─── Data listing ───

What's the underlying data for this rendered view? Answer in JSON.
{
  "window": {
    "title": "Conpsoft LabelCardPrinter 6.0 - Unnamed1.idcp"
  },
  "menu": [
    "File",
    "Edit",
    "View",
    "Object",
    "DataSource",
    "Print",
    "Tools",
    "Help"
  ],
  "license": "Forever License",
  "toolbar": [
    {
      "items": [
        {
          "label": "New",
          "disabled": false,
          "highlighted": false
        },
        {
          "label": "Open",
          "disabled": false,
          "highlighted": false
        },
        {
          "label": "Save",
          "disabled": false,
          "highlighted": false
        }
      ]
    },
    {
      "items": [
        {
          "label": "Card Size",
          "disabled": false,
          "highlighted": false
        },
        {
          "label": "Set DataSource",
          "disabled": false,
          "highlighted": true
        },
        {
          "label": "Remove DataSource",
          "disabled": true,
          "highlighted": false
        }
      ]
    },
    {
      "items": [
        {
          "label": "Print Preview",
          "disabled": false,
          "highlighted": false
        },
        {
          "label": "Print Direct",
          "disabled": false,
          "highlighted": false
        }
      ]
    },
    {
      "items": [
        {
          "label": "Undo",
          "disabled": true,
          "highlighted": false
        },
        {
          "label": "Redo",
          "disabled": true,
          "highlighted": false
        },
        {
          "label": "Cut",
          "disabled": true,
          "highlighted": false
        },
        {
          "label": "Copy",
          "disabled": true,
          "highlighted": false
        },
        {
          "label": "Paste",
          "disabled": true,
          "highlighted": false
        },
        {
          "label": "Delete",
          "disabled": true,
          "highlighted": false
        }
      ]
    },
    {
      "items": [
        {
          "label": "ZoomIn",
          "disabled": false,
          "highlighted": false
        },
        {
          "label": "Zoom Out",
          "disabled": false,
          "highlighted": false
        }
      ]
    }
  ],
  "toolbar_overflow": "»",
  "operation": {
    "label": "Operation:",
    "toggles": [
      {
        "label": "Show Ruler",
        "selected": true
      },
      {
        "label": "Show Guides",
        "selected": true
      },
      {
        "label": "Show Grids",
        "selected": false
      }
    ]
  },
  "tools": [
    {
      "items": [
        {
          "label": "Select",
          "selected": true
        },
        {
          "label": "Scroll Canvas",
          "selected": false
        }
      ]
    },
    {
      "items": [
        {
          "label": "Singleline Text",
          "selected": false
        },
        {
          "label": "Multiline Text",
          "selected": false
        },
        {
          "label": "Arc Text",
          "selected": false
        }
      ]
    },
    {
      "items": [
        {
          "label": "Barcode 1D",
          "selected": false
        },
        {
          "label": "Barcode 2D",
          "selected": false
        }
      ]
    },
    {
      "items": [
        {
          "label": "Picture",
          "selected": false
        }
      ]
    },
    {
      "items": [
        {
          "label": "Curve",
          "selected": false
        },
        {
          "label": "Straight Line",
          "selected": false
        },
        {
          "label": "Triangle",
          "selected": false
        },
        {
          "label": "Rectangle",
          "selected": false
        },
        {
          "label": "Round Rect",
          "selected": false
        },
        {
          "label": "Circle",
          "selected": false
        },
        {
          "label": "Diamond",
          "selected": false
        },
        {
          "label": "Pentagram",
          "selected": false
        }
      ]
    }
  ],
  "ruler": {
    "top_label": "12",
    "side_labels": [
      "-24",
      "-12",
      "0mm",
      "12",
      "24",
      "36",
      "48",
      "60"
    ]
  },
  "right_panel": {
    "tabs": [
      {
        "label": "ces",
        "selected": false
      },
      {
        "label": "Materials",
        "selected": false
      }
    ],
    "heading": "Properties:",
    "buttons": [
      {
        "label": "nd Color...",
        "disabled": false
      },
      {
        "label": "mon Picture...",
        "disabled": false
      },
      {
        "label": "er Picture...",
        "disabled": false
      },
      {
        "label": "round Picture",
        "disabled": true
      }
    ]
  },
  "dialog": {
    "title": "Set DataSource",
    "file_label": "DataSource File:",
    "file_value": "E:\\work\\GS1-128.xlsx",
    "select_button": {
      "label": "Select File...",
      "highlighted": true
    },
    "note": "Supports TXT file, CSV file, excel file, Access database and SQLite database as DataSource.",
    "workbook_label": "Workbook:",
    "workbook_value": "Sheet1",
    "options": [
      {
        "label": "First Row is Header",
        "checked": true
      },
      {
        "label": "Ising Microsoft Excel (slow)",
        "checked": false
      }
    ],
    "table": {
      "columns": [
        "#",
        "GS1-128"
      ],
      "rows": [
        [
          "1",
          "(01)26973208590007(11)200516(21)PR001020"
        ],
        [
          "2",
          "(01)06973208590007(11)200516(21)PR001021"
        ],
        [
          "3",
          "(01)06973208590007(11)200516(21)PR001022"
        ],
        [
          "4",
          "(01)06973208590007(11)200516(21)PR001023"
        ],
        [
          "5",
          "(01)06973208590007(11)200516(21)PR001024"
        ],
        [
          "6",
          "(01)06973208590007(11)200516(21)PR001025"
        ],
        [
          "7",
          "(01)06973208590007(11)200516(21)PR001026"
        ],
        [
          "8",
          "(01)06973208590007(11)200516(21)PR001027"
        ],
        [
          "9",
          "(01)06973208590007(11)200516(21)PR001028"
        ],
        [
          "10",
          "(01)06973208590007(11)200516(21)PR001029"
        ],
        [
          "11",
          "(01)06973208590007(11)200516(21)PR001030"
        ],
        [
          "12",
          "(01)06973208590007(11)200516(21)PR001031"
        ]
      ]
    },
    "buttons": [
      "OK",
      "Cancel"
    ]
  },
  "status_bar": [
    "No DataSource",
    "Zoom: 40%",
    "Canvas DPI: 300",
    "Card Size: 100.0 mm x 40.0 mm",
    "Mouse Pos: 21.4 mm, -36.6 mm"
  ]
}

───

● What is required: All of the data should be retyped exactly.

● Result for this exercise:
What's the underlying data for this rendered view? Answer in JSON.
{
  "window": {
    "title": "Conpsoft LabelCardPrinter 6.0 - Unnamed1.idcp"
  },
  "menu": [
    "File",
    "Edit",
    "View",
    "Object",
    "DataSource",
    "Print",
    "Tools",
    "Help"
  ],
  "license": "Forever License",
  "toolbar": [
    {
      "items": [
        {
          "label": "New",
          "disabled": false,
          "highlighted": false
        },
        {
          "label": "Open",
          "disabled": false,
          "highlighted": false
        },
        {
          "label": "Save",
          "disabled": false,
          "highlighted": false
        }
      ]
    },
    {
      "items": [
        {
          "label": "Card Size",
          "disabled": false,
          "highlighted": false
        },
        {
          "label": "Set DataSource",
          "disabled": false,
          "highlighted": true
        },
        {
          "label": "Remove DataSource",
          "disabled": true,
          "highlighted": false
        }
      ]
    },
    {
      "items": [
        {
          "label": "Print Preview",
          "disabled": false,
          "highlighted": false
        },
        {
          "label": "Print Direct",
          "disabled": false,
          "highlighted": false
        }
      ]
    },
    {
      "items": [
        {
          "label": "Undo",
          "disabled": true,
          "highlighted": false
        },
        {
          "label": "Redo",
          "disabled": true,
          "highlighted": false
        },
        {
          "label": "Cut",
          "disabled": true,
          "highlighted": false
        },
        {
          "label": "Copy",
          "disabled": true,
          "highlighted": false
        },
        {
          "label": "Paste",
          "disabled": true,
          "highlighted": false
        },
        {
          "label": "Delete",
          "disabled": true,
          "highlighted": false
        }
      ]
    },
    {
      "items": [
        {
          "label": "ZoomIn",
          "disabled": false,
          "highlighted": false
        },
        {
          "label": "Zoom Out",
          "disabled": false,
          "highlighted": false
        }
      ]
    }
  ],
  "toolbar_overflow": "»",
  "operation": {
    "label": "Operation:",
    "toggles": [
      {
        "label": "Show Ruler",
        "selected": true
      },
      {
        "label": "Show Guides",
        "selected": true
      },
      {
        "label": "Show Grids",
        "selected": false
      }
    ]
  },
  "tools": [
    {
      "items": [
        {
          "label": "Select",
          "selected": true
        },
        {
          "label": "Scroll Canvas",
          "selected": false
        }
      ]
    },
    {
      "items": [
        {
          "label": "Singleline Text",
          "selected": false
        },
        {
          "label": "Multiline Text",
          "selected": false
        },
        {
          "label": "Arc Text",
          "selected": false
        }
      ]
    },
    {
      "items": [
        {
          "label": "Barcode 1D",
          "selected": false
        },
        {
          "label": "Barcode 2D",
          "selected": false
        }
      ]
    },
    {
      "items": [
        {
          "label": "Picture",
          "selected": false
        }
      ]
    },
    {
      "items": [
        {
          "label": "Curve",
          "selected": false
        },
        {
          "label": "Straight Line",
          "selected": false
        },
        {
          "label": "Triangle",
          "selected": false
        },
        {
          "label": "Rectangle",
          "selected": false
        },
        {
          "label": "Round Rect",
          "selected": false
        },
        {
          "label": "Circle",
          "selected": false
        },
        {
          "label": "Diamond",
          "selected": false
        },
        {
          "label": "Pentagram",
          "selected": false
        }
      ]
    }
  ],
  "ruler": {
    "top_label": "12",
    "side_labels": [
      "-24",
      "-12",
      "0mm",
      "12",
      "24",
      "36",
      "48",
      "60"
    ]
  },
  "right_panel": {
    "tabs": [
      {
        "label": "ces",
        "selected": false
      },
      {
        "label": "Materials",
        "selected": false
      }
    ],
    "heading": "Properties:",
    "buttons": [
      {
        "label": "nd Color...",
        "disabled": false
      },
      {
        "label": "mon Picture...",
        "disabled": false
      },
      {
        "label": "er Picture...",
        "disabled": false
      },
      {
        "label": "round Picture",
        "disabled": true
      }
    ]
  },
  "dialog": {
    "title": "Set DataSource",
    "file_label": "DataSource File:",
    "file_value": "E:\\work\\GS1-128.xlsx",
    "select_button": {
      "label": "Select File...",
      "highlighted": true
    },
    "note": "Supports TXT file, CSV file, excel file, Access database and SQLite database as DataSource.",
    "workbook_label": "Workbook:",
    "workbook_value": "Sheet1",
    "options": [
      {
        "label": "First Row is Header",
        "checked": true
      },
      {
        "label": "Ising Microsoft Excel (slow)",
        "checked": false
      }
    ],
    "table": {
      "columns": [
        "#",
        "GS1-128"
      ],
      "rows": [
        [
          "1",
          "(01)26973208590007(11)200516(21)PR001020"
        ],
        [
          "2",
          "(01)06973208590007(11)200516(21)PR001021"
        ],
        [
          "3",
          "(01)06973208590007(11)200516(21)PR001022"
        ],
        [
          "4",
          "(01)06973208590007(11)200516(21)PR001023"
        ],
        [
          "5",
          "(01)06973208590007(11)200516(21)PR001024"
        ],
        [
          "6",
          "(01)06973208590007(11)200516(21)PR001025"
        ],
        [
          "7",
          "(01)06973208590007(11)200516(21)PR001026"
        ],
        [
          "8",
          "(01)06973208590007(11)200516(21)PR001027"
        ],
        [
          "9",
          "(01)06973208590007(11)200516(21)PR001028"
        ],
        [
          "10",
          "(01)06973208590007(11)200516(21)PR001029"
        ],
        [
          "11",
          "(01)06973208590007(11)200516(21)PR001030"
        ],
        [
          "12",
          "(01)06973208590007(11)200516(21)PR001031"
        ]
      ]
    },
    "buttons": [
      "OK",
      "Cancel"
    ]
  },
  "status_bar": [
    "No DataSource",
    "Zoom: 40%",
    "Canvas DPI: 300",
    "Card Size: 100.0 mm x 40.0 mm",
    "Mouse Pos: 21.4 mm, -36.6 mm"
  ]
}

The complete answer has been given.